In Dienekes' Anthropology Blog, I presented a new method of comparing populations, the population concordance ratio. You can refer to that post for the rationale, definitions, and code, but for the present, I will just say that this ratio estimates the probability that two random individuals from a population A are more similar to each other than either of them is to a random individual from another population B. Its expected value ranges from 0.25 (two very similar populations) to 1 (two very dissimilar populations).
Another common way of comparing populations is by computing an identity-by-state (IBS) similarity matrix. Comparing the genomes of two individuals across many loci, you can get a number (IBS) ranging beteween 0 and 1: in humans 0 is almost never encountered, as two random individuals may share some alleles in common by pure chance, while 1 indicates either monozygotic twins or a clerical error.
I have computed these two statistics over populations of the Dodecad Project with at least 5 individuals. The analysis is based on 282,409 SNPs with a 99%+ genotyping rate over the combined sample.
The results can be found in this spreadsheet.
[NOTE: I have taken down the spreadsheet on Apr 15, in order to investigate a possible error in the Brazilian_D sample]
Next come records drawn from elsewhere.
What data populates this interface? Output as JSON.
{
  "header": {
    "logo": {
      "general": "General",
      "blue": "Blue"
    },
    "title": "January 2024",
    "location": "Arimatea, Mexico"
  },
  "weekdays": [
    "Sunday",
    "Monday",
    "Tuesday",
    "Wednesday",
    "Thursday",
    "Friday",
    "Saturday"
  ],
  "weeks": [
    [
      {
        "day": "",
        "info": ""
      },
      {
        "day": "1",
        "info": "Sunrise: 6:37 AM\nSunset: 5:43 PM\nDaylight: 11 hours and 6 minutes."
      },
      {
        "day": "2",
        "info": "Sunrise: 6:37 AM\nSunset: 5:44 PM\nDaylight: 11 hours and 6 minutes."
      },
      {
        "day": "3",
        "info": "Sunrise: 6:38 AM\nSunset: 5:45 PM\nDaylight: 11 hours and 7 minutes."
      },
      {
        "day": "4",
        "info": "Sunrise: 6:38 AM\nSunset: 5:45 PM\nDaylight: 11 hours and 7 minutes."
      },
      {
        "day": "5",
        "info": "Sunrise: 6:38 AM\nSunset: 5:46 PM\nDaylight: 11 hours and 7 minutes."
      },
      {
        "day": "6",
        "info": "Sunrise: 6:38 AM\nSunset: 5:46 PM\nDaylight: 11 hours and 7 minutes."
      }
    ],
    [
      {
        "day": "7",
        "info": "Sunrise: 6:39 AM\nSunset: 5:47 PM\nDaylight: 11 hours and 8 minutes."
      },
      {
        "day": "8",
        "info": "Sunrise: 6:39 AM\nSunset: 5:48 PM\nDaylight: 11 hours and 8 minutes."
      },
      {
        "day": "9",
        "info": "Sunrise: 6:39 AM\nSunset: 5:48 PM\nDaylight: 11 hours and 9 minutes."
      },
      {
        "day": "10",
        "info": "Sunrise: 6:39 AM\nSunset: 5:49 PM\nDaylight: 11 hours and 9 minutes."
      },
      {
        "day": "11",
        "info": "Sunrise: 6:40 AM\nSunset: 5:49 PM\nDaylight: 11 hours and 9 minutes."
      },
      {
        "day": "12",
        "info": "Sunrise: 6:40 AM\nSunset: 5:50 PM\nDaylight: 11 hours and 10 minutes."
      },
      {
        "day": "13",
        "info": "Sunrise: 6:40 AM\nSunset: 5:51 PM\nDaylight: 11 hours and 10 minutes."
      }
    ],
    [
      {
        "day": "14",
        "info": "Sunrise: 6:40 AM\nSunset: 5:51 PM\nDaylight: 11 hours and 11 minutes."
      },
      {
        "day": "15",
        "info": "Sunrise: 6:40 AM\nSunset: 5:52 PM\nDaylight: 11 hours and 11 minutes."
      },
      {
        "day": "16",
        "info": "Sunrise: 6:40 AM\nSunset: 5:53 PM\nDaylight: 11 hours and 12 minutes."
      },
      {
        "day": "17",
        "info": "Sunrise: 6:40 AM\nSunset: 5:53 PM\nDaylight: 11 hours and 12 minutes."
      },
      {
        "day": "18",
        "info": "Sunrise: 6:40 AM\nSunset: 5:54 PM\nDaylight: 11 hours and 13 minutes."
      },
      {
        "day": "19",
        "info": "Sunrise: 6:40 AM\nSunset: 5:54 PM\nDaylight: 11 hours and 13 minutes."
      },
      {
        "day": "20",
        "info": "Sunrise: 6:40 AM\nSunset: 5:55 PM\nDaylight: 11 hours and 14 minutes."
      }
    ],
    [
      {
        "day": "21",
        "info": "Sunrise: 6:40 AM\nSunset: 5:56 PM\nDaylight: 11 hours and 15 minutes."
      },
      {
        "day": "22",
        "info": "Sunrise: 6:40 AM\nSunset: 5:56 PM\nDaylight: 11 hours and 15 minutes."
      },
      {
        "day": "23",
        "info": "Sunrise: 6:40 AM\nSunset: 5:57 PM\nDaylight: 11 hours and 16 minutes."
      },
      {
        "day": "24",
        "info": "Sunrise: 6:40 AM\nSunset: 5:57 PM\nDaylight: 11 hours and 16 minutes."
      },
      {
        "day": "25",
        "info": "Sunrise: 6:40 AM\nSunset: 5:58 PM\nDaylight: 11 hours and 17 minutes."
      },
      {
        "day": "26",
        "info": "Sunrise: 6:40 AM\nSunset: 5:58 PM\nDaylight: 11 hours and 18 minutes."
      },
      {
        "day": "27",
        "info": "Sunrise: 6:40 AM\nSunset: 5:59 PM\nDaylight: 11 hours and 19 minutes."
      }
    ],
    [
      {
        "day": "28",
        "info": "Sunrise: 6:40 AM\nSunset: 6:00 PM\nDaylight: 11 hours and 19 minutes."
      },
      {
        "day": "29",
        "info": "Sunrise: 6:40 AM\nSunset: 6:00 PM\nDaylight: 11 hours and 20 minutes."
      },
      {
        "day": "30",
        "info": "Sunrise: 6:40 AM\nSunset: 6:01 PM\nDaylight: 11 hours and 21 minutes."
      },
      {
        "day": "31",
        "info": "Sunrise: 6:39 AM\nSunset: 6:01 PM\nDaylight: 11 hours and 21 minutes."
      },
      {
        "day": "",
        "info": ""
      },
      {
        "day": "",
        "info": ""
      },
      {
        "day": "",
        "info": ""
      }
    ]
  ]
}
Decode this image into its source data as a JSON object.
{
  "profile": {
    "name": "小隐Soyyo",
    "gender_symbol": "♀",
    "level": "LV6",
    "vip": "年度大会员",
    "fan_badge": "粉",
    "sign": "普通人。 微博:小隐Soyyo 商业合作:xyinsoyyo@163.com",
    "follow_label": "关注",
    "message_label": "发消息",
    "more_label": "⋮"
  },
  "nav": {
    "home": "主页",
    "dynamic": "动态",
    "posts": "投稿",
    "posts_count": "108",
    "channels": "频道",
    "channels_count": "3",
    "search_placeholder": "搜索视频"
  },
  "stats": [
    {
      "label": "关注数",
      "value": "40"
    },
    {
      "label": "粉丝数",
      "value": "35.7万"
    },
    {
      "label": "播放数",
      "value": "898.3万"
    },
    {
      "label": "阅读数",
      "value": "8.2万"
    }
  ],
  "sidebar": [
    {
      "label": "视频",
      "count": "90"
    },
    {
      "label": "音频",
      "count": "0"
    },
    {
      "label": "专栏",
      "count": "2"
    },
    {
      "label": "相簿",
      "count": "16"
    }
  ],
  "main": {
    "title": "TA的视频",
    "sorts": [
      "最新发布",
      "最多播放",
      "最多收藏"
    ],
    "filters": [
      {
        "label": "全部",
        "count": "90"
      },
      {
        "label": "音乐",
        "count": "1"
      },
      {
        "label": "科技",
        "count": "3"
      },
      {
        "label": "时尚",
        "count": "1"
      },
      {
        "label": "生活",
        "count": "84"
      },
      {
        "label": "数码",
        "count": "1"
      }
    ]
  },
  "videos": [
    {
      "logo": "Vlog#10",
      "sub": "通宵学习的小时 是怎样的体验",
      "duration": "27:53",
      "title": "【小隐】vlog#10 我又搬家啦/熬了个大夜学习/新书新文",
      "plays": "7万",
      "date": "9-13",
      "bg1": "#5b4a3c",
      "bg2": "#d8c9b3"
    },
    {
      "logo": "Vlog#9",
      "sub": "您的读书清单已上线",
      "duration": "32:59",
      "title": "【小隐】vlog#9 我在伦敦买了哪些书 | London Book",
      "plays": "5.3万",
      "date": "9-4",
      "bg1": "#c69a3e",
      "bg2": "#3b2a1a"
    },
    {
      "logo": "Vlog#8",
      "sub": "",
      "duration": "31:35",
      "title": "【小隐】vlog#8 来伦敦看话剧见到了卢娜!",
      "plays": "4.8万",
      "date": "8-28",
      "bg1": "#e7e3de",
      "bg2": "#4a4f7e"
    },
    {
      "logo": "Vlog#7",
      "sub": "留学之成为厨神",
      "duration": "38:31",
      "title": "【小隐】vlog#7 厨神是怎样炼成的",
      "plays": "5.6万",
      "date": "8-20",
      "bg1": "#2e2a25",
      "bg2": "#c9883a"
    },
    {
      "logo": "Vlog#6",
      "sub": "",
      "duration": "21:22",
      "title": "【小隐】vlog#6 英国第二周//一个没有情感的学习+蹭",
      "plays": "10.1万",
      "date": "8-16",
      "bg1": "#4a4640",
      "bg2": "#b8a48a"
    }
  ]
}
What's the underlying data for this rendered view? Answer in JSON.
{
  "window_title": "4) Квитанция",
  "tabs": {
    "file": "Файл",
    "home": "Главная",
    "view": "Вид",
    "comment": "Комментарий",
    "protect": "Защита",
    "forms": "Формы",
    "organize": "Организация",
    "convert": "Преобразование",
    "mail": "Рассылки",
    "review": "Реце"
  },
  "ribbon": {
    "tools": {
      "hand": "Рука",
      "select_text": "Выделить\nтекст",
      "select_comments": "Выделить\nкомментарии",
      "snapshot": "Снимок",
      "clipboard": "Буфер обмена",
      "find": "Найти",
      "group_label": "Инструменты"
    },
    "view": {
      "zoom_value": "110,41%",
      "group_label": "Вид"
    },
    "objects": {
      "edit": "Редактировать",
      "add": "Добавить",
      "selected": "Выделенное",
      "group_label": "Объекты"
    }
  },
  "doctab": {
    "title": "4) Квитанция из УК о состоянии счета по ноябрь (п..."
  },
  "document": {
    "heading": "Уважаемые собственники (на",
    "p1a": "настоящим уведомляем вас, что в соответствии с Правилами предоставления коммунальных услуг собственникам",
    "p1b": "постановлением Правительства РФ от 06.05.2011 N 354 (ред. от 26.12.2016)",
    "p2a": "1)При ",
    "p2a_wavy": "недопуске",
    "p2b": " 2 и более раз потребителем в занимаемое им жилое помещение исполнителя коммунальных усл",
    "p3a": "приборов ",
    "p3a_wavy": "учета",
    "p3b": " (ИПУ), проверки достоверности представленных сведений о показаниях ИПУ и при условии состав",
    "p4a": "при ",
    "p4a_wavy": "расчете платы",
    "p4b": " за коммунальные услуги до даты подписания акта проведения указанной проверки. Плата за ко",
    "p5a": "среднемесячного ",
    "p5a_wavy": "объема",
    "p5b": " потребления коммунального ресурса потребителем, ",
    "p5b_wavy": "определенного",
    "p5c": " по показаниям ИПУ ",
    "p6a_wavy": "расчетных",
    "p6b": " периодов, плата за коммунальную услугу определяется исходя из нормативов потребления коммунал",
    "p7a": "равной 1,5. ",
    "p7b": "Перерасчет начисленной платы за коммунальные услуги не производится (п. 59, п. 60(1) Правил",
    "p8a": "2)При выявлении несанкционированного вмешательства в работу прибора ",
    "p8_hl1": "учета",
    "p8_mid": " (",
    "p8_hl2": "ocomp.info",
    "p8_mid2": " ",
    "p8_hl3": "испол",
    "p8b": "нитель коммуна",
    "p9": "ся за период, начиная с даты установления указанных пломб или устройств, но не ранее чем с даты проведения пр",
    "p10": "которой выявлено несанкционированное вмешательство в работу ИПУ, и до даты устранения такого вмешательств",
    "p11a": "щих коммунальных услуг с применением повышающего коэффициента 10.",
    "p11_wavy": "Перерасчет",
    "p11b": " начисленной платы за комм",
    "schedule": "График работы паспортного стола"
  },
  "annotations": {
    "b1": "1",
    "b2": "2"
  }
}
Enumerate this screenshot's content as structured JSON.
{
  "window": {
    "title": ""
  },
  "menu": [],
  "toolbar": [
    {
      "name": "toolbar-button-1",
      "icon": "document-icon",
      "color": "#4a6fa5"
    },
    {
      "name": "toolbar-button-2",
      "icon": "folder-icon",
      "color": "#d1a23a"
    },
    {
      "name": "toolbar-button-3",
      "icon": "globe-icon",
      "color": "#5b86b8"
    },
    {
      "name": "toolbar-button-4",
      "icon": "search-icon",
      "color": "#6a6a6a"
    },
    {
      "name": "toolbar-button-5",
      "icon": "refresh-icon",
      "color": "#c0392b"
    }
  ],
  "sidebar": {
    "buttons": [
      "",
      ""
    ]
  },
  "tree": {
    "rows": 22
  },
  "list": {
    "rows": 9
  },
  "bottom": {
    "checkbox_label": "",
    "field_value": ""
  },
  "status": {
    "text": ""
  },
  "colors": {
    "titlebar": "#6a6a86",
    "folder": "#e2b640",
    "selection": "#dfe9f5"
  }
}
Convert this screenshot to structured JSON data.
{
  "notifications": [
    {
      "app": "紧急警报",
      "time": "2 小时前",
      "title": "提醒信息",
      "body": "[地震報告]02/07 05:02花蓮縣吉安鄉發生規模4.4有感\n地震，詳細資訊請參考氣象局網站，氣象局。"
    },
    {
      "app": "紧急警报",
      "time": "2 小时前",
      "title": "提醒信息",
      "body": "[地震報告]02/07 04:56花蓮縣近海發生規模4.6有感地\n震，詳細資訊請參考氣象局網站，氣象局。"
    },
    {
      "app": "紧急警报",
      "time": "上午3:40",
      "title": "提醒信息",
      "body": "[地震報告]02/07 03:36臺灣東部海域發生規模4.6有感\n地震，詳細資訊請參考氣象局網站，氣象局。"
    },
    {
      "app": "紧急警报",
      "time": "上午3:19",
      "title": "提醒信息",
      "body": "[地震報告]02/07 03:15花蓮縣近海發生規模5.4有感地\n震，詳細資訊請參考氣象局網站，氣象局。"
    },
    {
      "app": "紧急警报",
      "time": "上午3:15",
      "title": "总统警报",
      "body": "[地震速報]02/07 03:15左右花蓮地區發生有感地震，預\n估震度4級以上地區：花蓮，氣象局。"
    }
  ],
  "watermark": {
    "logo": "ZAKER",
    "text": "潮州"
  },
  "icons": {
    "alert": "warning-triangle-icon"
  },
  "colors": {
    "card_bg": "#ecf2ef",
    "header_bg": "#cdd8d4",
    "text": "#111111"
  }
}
[NOTE II: The results seem to be correct, so spreadsheet is back up]
For the population concordance ratio each row represents an estimate of the probability that two individuals from that population are more similar to each other than either of them is to a member from a population in each column; this is an asymmetric matrix.
Below are some visualizations of these statistics for the Greek_D sample.
First, the IBS similarity matrix. These ranged between 0.70383 and 0.73689, so I have subtracted 0.7 in order to bring out the scale of the differences.
Second, the population concordance ratio: